## Assignment
Show each line of the records in which the word "selected" occurs.
:: Data for analysis ::
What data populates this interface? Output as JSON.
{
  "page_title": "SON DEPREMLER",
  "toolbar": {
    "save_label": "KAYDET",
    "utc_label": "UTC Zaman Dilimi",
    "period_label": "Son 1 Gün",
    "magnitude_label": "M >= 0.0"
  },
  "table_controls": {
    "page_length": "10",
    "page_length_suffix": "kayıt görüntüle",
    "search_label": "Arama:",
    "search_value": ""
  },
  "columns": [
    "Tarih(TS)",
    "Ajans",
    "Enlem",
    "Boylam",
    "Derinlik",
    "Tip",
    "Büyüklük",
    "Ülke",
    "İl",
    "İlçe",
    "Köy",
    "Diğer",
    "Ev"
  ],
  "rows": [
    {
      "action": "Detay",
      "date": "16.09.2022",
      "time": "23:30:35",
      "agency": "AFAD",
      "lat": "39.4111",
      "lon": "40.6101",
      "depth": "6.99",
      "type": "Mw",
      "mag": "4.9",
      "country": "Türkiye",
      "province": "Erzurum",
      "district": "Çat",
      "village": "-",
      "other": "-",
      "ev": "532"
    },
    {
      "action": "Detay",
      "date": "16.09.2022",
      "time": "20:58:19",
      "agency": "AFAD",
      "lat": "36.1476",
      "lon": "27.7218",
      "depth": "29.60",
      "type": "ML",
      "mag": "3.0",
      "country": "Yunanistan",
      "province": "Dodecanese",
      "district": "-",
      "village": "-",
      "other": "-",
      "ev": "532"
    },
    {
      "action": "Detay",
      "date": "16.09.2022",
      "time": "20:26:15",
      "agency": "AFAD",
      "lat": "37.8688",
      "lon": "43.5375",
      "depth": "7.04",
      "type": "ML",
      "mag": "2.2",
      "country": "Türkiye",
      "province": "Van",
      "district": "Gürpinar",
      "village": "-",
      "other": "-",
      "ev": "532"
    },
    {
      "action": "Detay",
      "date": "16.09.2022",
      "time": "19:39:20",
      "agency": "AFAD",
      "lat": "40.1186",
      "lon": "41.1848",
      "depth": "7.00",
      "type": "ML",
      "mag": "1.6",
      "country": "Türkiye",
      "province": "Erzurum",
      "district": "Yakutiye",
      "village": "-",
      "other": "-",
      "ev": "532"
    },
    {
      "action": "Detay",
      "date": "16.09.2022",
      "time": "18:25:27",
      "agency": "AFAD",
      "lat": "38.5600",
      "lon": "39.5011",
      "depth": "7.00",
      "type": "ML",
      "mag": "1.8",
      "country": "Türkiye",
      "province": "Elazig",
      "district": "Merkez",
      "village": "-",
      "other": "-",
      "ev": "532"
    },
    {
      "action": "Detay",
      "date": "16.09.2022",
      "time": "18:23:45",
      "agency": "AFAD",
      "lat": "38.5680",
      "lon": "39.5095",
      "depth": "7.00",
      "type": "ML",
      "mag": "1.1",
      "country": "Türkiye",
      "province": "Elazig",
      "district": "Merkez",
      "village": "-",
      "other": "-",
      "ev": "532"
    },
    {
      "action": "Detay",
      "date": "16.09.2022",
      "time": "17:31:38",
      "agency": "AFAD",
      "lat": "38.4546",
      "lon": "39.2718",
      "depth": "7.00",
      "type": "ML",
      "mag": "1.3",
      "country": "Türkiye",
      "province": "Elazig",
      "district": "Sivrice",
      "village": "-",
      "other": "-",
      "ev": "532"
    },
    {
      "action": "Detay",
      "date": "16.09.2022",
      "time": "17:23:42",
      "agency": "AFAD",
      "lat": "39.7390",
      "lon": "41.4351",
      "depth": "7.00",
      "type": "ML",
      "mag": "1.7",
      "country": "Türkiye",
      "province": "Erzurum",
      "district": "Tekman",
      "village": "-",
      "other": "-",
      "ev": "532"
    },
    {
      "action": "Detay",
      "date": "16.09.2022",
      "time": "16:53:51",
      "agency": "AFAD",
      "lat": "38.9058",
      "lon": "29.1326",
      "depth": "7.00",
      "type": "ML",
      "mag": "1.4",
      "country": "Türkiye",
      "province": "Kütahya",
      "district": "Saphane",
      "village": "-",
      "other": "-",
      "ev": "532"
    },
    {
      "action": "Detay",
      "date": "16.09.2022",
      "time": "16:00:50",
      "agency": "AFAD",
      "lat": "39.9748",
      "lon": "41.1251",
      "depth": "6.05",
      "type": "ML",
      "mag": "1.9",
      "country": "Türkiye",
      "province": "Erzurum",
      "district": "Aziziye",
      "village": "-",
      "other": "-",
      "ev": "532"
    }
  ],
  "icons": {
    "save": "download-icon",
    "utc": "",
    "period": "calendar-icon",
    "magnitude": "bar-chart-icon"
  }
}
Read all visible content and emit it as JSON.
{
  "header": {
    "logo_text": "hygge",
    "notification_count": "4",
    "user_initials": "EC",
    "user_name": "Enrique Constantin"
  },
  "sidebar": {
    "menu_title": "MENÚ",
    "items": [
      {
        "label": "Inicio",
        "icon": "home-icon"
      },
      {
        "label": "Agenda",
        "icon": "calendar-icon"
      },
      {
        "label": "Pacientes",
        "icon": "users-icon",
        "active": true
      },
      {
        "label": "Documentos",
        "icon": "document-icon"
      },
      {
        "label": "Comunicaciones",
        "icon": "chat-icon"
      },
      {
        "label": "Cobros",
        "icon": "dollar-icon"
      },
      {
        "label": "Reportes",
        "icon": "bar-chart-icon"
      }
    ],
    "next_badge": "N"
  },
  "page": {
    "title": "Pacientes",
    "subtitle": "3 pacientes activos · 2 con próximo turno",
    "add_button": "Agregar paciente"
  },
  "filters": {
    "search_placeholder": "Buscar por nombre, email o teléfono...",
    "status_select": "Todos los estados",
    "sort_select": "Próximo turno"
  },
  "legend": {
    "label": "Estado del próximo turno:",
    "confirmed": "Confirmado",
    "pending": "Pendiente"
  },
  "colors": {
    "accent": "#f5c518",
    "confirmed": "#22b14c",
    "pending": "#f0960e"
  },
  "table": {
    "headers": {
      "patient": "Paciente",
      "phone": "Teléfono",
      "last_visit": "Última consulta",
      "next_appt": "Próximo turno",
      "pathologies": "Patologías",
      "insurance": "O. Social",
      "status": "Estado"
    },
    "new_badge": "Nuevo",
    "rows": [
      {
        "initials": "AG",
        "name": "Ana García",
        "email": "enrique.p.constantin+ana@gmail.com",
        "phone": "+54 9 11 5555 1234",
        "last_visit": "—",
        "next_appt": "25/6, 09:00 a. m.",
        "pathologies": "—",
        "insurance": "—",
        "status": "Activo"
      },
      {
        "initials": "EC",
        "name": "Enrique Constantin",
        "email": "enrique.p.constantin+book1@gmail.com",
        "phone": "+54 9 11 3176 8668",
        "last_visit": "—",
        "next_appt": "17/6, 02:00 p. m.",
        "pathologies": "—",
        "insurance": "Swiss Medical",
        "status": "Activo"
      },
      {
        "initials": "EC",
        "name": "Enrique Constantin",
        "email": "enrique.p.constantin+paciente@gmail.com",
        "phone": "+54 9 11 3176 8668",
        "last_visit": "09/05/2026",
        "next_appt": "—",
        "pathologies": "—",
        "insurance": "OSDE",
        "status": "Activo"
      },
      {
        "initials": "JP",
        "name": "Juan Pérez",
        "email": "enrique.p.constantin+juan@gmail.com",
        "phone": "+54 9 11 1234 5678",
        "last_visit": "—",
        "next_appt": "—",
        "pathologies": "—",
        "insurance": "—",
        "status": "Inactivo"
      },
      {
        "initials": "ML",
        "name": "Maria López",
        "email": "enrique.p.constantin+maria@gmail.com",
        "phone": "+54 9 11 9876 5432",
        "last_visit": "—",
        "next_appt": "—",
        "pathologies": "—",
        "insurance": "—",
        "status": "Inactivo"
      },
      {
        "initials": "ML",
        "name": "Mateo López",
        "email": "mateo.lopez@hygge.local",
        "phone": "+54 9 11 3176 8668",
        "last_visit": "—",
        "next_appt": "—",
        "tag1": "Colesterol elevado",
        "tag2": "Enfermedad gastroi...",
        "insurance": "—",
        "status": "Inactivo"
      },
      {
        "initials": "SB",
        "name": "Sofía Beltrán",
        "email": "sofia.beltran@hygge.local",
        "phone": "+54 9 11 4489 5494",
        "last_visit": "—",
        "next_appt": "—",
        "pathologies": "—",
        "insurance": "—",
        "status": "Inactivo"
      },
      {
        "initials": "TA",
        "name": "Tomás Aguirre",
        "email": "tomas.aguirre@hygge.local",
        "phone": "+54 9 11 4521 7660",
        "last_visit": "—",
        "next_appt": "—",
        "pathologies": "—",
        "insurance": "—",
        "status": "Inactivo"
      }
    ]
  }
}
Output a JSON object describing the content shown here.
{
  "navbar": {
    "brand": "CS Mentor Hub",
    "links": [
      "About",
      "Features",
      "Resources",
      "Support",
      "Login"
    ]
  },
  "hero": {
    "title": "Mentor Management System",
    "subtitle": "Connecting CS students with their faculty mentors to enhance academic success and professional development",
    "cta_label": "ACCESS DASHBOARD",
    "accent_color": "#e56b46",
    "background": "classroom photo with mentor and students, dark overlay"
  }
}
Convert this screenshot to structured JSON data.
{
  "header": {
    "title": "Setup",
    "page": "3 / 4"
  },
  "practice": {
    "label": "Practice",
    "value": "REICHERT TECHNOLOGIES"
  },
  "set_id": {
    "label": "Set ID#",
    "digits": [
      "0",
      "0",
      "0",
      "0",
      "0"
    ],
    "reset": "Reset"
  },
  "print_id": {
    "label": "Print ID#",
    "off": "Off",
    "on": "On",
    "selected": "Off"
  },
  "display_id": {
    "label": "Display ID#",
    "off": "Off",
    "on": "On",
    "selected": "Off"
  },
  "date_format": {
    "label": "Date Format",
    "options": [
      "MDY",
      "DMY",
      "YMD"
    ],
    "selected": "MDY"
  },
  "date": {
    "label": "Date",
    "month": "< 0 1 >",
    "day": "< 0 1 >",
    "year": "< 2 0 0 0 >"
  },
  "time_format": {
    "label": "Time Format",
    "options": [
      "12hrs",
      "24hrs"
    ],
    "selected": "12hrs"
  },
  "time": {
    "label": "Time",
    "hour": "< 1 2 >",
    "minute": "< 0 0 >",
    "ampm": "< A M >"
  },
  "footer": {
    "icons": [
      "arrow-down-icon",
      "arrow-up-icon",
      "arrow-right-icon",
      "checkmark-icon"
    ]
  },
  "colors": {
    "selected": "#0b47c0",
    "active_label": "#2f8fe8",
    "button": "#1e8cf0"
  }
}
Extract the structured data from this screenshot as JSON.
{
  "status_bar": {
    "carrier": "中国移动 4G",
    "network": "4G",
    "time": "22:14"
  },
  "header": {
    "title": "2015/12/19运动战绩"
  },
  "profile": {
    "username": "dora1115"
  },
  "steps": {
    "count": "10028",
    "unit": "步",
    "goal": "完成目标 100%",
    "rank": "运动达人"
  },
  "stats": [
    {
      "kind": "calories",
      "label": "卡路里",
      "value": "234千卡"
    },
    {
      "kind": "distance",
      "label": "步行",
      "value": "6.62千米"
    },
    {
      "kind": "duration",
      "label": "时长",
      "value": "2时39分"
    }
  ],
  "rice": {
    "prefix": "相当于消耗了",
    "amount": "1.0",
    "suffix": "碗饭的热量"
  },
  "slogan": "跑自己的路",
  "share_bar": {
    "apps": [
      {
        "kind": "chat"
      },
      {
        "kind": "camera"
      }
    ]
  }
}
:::
## Written reply
    "selected": "Off"
    "selected": "Off"
    "selected": "MDY"
    "selected": "12hrs"
    "selected": "#0b47c0",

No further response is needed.